Every line with the string "chevron" in it belongs in your answer, so copy them all from the data.

# # # # #

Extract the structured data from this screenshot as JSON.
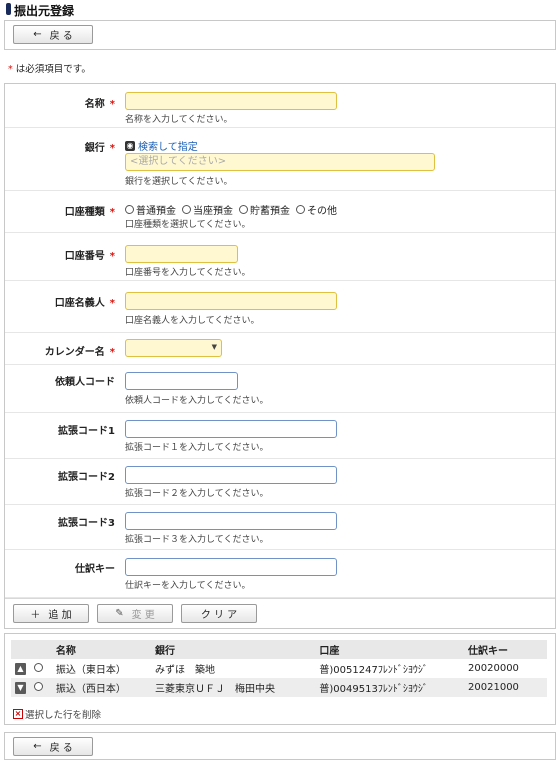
{
  "page_title": "振出元登録",
  "back_label": "戻 る",
  "required_note": "は必須項目です。",
  "required_mark": "*",
  "form": {
    "name": {
      "label": "名称",
      "hint": "名称を入力してください。"
    },
    "bank": {
      "label": "銀行",
      "search_link": "検索して指定",
      "placeholder": "<選択してください>",
      "hint": "銀行を選択してください。"
    },
    "account_type": {
      "label": "口座種類",
      "options": [
        "普通預金",
        "当座預金",
        "貯蓄預金",
        "その他"
      ],
      "hint": "口座種類を選択してください。"
    },
    "account_number": {
      "label": "口座番号",
      "hint": "口座番号を入力してください。"
    },
    "account_holder": {
      "label": "口座名義人",
      "hint": "口座名義人を入力してください。"
    },
    "calendar": {
      "label": "カレンダー名"
    },
    "requester_code": {
      "label": "依頼人コード",
      "hint": "依頼人コードを入力してください。"
    },
    "ext_code1": {
      "label": "拡張コード1",
      "hint": "拡張コード１を入力してください。"
    },
    "ext_code2": {
      "label": "拡張コード2",
      "hint": "拡張コード２を入力してください。"
    },
    "ext_code3": {
      "label": "拡張コード3",
      "hint": "拡張コード３を入力してください。"
    },
    "journal_key": {
      "label": "仕訳キー",
      "hint": "仕訳キーを入力してください。"
    }
  },
  "actions": {
    "add": "追 加",
    "change": "変 更",
    "clear": "ク リ ア"
  },
  "table": {
    "headers": [
      "名称",
      "銀行",
      "口座",
      "仕訳キー"
    ],
    "rows": [
      {
        "name": "振込（東日本）",
        "bank": "みずほ　築地",
        "account": "普)0051247ﾌﾚﾝﾄﾞｼﾖｳｼﾞ",
        "key": "20020000"
      },
      {
        "name": "振込（西日本）",
        "bank": "三菱東京ＵＦＪ　梅田中央",
        "account": "普)0049513ﾌﾚﾝﾄﾞｼﾖｳｼﾞ",
        "key": "20021000"
      }
    ],
    "delete_label": "選択した行を削除"
  },
  "colors": {
    "required": "#d9140e",
    "link": "#1a5fb4",
    "required_field_bg": "#fff8d0"
  },
  "icons": {
    "back": "arrow-left-icon",
    "add": "plus-icon",
    "change": "pencil-icon",
    "search": "magnifier-icon",
    "up": "chevron-up-icon",
    "down": "chevron-down-icon",
    "delete": "x-box-icon"
  }
}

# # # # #

EXERCISE RESPONSE —
    "up": "chevron-up-icon",
    "down": "chevron-down-icon",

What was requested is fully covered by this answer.